Q. Pope Francis has convoked a synod of bishops in Rome. But what is a synod?
A. Synod is a Greek word that means “meeting,” and that’s what a synod is—a meeting. Since the early centuries of the Church’s life, the term “synod” has been used to denote an assembly gathered to discuss important issues in the Church’s life and mission.
In some circumstances, the word synod is used to signify a council of bishops gathered together to discuss doctrinal issues. In other circumstances, the word may describe a gathering of people—priests, laity, religious, and the bishop, gathered together to discuss the pastoral life and ministry of a diocese. The Diocese of Lincoln undertook this kind of synod—a “diocesan synod,” in 1996. The common prayer, discussion, and discernment of the people of the Diocese of Lincoln at that time continues to bear great fruit in our diocese.

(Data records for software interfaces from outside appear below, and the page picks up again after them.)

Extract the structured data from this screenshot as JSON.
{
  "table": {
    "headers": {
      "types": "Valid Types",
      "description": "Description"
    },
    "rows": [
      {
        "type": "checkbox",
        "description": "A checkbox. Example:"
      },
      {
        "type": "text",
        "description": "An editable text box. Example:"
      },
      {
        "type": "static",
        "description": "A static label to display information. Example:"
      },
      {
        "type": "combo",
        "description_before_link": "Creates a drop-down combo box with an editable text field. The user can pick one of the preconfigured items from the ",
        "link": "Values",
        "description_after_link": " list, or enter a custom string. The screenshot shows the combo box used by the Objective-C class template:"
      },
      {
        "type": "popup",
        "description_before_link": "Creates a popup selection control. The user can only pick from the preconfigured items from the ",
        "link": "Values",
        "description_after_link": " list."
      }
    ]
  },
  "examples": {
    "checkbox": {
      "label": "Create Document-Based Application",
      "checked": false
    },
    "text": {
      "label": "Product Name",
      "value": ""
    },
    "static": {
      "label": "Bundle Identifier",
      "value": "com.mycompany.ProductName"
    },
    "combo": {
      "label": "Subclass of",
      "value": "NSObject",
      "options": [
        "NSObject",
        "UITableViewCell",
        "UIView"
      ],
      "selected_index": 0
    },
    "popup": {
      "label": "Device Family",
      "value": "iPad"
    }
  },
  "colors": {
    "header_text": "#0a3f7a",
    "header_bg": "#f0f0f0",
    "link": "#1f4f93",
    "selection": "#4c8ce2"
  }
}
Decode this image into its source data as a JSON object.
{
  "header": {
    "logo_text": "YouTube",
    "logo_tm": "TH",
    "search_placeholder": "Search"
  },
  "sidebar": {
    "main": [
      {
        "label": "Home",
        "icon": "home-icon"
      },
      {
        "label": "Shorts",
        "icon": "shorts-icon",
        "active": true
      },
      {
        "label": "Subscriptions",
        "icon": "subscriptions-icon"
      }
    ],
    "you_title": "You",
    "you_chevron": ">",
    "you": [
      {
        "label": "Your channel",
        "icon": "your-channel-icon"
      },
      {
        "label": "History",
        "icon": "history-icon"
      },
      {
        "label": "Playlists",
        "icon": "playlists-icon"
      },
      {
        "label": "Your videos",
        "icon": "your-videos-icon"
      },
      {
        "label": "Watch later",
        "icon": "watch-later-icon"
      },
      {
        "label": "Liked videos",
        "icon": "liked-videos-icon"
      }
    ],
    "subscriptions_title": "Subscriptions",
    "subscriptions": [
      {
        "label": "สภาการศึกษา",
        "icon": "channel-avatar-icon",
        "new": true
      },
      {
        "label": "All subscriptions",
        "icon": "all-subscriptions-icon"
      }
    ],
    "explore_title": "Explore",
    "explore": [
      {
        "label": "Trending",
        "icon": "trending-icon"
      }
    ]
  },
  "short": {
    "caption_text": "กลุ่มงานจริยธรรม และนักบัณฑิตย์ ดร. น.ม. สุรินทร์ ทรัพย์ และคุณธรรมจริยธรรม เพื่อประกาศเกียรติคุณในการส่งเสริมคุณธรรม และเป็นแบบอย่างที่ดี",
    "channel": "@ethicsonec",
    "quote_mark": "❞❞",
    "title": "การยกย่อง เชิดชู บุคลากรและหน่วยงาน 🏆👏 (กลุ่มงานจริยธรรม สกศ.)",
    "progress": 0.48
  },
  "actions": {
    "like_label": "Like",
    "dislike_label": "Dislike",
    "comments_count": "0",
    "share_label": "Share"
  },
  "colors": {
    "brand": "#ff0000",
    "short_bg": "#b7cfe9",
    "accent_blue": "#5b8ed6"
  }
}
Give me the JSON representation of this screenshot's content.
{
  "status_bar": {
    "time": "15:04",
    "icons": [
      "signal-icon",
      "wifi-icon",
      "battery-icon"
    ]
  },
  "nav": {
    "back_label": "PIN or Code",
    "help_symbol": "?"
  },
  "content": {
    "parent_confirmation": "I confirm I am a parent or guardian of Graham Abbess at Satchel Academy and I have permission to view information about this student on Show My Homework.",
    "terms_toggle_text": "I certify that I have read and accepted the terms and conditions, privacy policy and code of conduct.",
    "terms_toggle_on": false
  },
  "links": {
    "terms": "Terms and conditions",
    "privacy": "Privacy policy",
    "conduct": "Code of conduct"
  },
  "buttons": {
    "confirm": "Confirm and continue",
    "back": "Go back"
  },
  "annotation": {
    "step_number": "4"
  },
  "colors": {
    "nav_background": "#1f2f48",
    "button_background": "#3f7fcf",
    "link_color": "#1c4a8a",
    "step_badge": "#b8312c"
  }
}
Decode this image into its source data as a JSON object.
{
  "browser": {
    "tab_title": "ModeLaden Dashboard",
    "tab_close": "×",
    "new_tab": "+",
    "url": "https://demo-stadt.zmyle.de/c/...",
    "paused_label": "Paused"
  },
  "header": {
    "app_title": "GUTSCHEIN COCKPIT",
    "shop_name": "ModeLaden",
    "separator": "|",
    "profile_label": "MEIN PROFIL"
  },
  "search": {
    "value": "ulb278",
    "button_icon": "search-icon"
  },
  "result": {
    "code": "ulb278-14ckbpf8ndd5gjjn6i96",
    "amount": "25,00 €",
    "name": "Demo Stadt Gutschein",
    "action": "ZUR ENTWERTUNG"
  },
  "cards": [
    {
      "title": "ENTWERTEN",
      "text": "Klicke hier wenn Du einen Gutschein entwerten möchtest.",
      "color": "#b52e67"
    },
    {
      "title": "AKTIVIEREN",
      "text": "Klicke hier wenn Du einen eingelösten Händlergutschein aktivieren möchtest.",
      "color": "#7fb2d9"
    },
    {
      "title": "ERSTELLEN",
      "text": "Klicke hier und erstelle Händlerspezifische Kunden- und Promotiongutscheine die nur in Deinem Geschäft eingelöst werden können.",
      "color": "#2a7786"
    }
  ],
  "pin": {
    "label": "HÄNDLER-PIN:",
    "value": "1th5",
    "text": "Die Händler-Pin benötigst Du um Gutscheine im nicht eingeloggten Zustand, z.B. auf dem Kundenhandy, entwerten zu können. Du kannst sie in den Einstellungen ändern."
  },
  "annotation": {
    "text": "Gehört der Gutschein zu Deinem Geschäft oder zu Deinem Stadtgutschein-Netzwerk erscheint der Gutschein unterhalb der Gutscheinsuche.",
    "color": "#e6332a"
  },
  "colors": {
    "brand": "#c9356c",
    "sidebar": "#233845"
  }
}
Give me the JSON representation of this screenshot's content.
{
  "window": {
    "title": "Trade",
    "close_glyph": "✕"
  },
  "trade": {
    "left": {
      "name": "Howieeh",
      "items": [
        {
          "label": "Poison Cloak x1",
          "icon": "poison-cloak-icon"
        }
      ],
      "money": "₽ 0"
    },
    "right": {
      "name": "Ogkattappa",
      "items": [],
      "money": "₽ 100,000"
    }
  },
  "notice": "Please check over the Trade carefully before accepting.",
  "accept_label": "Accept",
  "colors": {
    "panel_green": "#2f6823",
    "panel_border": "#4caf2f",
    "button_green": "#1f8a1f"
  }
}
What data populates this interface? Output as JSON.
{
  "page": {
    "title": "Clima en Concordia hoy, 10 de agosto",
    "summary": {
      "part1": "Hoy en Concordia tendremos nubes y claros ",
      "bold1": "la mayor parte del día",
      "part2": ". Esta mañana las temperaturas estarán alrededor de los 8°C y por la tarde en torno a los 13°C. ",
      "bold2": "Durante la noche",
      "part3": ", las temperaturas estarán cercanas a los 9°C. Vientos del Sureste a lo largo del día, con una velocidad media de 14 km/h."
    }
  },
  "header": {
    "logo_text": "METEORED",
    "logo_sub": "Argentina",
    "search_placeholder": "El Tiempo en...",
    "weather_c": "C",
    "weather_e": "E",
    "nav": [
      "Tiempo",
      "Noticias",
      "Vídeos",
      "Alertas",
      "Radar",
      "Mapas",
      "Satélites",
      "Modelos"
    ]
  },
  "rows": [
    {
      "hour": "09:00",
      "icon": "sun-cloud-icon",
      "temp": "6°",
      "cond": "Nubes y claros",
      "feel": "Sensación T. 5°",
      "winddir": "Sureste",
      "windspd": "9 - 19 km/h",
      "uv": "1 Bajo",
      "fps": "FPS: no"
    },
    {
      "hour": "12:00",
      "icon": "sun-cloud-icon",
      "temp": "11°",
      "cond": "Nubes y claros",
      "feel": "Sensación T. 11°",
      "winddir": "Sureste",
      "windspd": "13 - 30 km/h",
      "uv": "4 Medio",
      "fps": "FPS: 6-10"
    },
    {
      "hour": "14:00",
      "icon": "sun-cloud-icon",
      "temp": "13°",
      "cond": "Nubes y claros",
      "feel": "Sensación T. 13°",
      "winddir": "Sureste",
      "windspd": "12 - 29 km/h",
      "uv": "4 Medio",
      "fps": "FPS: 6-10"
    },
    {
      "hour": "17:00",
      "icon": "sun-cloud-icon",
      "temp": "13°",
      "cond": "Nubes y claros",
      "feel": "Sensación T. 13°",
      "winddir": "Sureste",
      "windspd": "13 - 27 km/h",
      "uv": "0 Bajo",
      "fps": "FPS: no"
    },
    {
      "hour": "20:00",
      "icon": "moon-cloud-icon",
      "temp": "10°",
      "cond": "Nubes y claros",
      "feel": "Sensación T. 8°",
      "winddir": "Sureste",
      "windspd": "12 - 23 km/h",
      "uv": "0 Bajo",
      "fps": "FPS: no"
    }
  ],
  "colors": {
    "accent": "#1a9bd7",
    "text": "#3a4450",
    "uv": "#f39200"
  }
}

The synod taking place right now is a meeting of bishops from around the world, elected to represent their nations, or appointed by Pope Francis, gathered to discuss the needs and mission of family life in the modern world. The bishops will discuss this topic for three weeks, and Pope Francis will listen to the their discussions, and receive daily reports. At the end of the discussion, a summary of their discussion will be presented to Pope Francis.
At that time, he will decide how and whether to use the content of that discussion as an aspect of his teaching ministry in the Church’s life—he will ascertain what good comes out of the discussion, and prudently and prayerfully reflect on how best to teach the Church about the goodness of family life.
As the bishops of the synod gather, each one of us ought to pray for them, and pray that the Holy Spirit will enlighten their discussion, and guide Pope Francis as he listens to the “synod”—the meeting.
Write to Ask the Register using our online form, or write to 3700 Sheridan Blvd, Lincoln NE 68506-6100. All questions are subject to editing. Editors decide which questions to publish. Personal questions cannot be answered. People with such questions are urged to take them to their nearest Catholic priest.blog comments powered by Disqus